Data about app and page elements:
════

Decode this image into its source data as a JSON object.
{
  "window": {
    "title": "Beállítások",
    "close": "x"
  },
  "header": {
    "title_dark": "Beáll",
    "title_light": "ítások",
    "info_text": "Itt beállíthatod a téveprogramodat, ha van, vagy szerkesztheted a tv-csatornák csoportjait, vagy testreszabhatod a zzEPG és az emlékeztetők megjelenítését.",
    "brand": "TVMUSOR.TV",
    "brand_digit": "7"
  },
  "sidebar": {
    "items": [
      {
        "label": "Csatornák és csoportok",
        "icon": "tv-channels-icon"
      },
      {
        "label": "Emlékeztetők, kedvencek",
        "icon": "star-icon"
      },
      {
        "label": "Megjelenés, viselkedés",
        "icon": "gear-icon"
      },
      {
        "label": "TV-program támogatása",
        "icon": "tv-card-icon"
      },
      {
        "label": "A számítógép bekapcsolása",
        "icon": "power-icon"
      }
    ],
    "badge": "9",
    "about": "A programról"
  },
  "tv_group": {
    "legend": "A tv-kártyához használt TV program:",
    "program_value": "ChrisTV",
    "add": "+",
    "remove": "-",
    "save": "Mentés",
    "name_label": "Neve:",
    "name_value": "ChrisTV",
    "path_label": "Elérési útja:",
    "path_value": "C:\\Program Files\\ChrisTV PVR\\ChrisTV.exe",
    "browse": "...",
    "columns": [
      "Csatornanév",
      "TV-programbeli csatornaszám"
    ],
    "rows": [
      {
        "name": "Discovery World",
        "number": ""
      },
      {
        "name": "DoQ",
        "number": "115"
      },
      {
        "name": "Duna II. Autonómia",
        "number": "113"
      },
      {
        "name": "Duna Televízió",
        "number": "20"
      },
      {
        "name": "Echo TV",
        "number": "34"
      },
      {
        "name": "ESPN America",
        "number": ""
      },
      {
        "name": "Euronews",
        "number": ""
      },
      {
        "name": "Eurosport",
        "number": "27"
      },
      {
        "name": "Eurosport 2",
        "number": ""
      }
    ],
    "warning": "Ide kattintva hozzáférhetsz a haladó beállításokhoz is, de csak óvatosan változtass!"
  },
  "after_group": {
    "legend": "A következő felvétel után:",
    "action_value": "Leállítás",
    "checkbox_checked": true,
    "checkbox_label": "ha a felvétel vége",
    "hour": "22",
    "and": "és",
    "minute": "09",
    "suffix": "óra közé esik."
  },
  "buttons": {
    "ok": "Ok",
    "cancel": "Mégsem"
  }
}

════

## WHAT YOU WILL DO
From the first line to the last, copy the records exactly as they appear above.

## EXERCISE ANSWER
Decode this image into its source data as a JSON object.
{
  "window": {
    "title": "Beállítások",
    "close": "x"
  },
  "header": {
    "title_dark": "Beáll",
    "title_light": "ítások",
    "info_text": "Itt beállíthatod a téveprogramodat, ha van, vagy szerkesztheted a tv-csatornák csoportjait, vagy testreszabhatod a zzEPG és az emlékeztetők megjelenítését.",
    "brand": "TVMUSOR.TV",
    "brand_digit": "7"
  },
  "sidebar": {
    "items": [
      {
        "label": "Csatornák és csoportok",
        "icon": "tv-channels-icon"
      },
      {
        "label": "Emlékeztetők, kedvencek",
        "icon": "star-icon"
      },
      {
        "label": "Megjelenés, viselkedés",
        "icon": "gear-icon"
      },
      {
        "label": "TV-program támogatása",
        "icon": "tv-card-icon"
      },
      {
        "label": "A számítógép bekapcsolása",
        "icon": "power-icon"
      }
    ],
    "badge": "9",
    "about": "A programról"
  },
  "tv_group": {
    "legend": "A tv-kártyához használt TV program:",
    "program_value": "ChrisTV",
    "add": "+",
    "remove": "-",
    "save": "Mentés",
    "name_label": "Neve:",
    "name_value": "ChrisTV",
    "path_label": "Elérési útja:",
    "path_value": "C:\\Program Files\\ChrisTV PVR\\ChrisTV.exe",
    "browse": "...",
    "columns": [
      "Csatornanév",
      "TV-programbeli csatornaszám"
    ],
    "rows": [
      {
        "name": "Discovery World",
        "number": ""
      },
      {
        "name": "DoQ",
        "number": "115"
      },
      {
        "name": "Duna II. Autonómia",
        "number": "113"
      },
      {
        "name": "Duna Televízió",
        "number": "20"
      },
      {
        "name": "Echo TV",
        "number": "34"
      },
      {
        "name": "ESPN America",
        "number": ""
      },
      {
        "name": "Euronews",
        "number": ""
      },
      {
        "name": "Eurosport",
        "number": "27"
      },
      {
        "name": "Eurosport 2",
        "number": ""
      }
    ],
    "warning": "Ide kattintva hozzáférhetsz a haladó beállításokhoz is, de csak óvatosan változtass!"
  },
  "after_group": {
    "legend": "A következő felvétel után:",
    "action_value": "Leállítás",
    "checkbox_checked": true,
    "checkbox_label": "ha a felvétel vége",
    "hour": "22",
    "and": "és",
    "minute": "09",
    "suffix": "óra közé esik."
  },
  "buttons": {
    "ok": "Ok",
    "cancel": "Mégsem"
  }
}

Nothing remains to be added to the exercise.